(Stored data)
____
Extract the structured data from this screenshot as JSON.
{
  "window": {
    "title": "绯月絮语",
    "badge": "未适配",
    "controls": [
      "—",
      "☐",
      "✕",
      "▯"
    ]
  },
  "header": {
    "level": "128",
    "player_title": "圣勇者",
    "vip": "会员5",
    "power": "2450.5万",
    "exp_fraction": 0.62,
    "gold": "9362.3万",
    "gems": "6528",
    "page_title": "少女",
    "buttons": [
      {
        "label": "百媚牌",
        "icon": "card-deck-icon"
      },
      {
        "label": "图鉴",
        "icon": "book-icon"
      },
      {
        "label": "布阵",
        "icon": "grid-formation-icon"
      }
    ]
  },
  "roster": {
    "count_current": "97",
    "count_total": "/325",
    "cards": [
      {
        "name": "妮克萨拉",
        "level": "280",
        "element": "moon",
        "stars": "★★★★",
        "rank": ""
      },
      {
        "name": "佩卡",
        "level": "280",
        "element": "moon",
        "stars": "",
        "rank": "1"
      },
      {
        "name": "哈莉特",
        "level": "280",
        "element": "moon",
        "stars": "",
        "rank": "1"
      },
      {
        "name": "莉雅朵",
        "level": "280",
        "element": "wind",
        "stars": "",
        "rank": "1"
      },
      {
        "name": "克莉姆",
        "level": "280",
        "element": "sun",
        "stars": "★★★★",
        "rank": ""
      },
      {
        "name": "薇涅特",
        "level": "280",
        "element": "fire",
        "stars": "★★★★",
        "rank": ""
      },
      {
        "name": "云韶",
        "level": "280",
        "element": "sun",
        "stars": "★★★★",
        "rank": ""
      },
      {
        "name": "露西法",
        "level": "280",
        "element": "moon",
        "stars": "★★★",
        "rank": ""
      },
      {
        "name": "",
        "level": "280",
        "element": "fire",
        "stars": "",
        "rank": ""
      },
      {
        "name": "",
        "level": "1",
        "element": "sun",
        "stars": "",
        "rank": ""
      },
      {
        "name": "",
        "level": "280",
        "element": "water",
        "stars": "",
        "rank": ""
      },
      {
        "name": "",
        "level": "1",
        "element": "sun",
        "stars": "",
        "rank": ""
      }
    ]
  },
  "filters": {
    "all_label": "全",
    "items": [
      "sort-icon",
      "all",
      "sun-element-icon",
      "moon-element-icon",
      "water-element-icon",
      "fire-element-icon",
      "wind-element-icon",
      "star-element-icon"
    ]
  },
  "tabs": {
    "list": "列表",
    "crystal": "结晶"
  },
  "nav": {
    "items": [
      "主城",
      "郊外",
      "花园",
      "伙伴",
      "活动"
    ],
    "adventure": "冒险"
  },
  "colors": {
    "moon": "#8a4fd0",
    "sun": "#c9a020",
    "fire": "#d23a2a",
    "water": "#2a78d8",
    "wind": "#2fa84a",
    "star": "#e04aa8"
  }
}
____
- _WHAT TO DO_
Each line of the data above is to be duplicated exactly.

- _RESULT OF THIS TASK_
Extract the structured data from this screenshot as JSON.
{
  "window": {
    "title": "绯月絮语",
    "badge": "未适配",
    "controls": [
      "—",
      "☐",
      "✕",
      "▯"
    ]
  },
  "header": {
    "level": "128",
    "player_title": "圣勇者",
    "vip": "会员5",
    "power": "2450.5万",
    "exp_fraction": 0.62,
    "gold": "9362.3万",
    "gems": "6528",
    "page_title": "少女",
    "buttons": [
      {
        "label": "百媚牌",
        "icon": "card-deck-icon"
      },
      {
        "label": "图鉴",
        "icon": "book-icon"
      },
      {
        "label": "布阵",
        "icon": "grid-formation-icon"
      }
    ]
  },
  "roster": {
    "count_current": "97",
    "count_total": "/325",
    "cards": [
      {
        "name": "妮克萨拉",
        "level": "280",
        "element": "moon",
        "stars": "★★★★",
        "rank": ""
      },
      {
        "name": "佩卡",
        "level": "280",
        "element": "moon",
        "stars": "",
        "rank": "1"
      },
      {
        "name": "哈莉特",
        "level": "280",
        "element": "moon",
        "stars": "",
        "rank": "1"
      },
      {
        "name": "莉雅朵",
        "level": "280",
        "element": "wind",
        "stars": "",
        "rank": "1"
      },
      {
        "name": "克莉姆",
        "level": "280",
        "element": "sun",
        "stars": "★★★★",
        "rank": ""
      },
      {
        "name": "薇涅特",
        "level": "280",
        "element": "fire",
        "stars": "★★★★",
        "rank": ""
      },
      {
        "name": "云韶",
        "level": "280",
        "element": "sun",
        "stars": "★★★★",
        "rank": ""
      },
      {
        "name": "露西法",
        "level": "280",
        "element": "moon",
        "stars": "★★★",
        "rank": ""
      },
      {
        "name": "",
        "level": "280",
        "element": "fire",
        "stars": "",
        "rank": ""
      },
      {
        "name": "",
        "level": "1",
        "element": "sun",
        "stars": "",
        "rank": ""
      },
      {
        "name": "",
        "level": "280",
        "element": "water",
        "stars": "",
        "rank": ""
      },
      {
        "name": "",
        "level": "1",
        "element": "sun",
        "stars": "",
        "rank": ""
      }
    ]
  },
  "filters": {
    "all_label": "全",
    "items": [
      "sort-icon",
      "all",
      "sun-element-icon",
      "moon-element-icon",
      "water-element-icon",
      "fire-element-icon",
      "wind-element-icon",
      "star-element-icon"
    ]
  },
  "tabs": {
    "list": "列表",
    "crystal": "结晶"
  },
  "nav": {
    "items": [
      "主城",
      "郊外",
      "花园",
      "伙伴",
      "活动"
    ],
    "adventure": "冒险"
  },
  "colors": {
    "moon": "#8a4fd0",
    "sun": "#c9a020",
    "fire": "#d23a2a",
    "water": "#2a78d8",
    "wind": "#2fa84a",
    "star": "#e04aa8"
  }
}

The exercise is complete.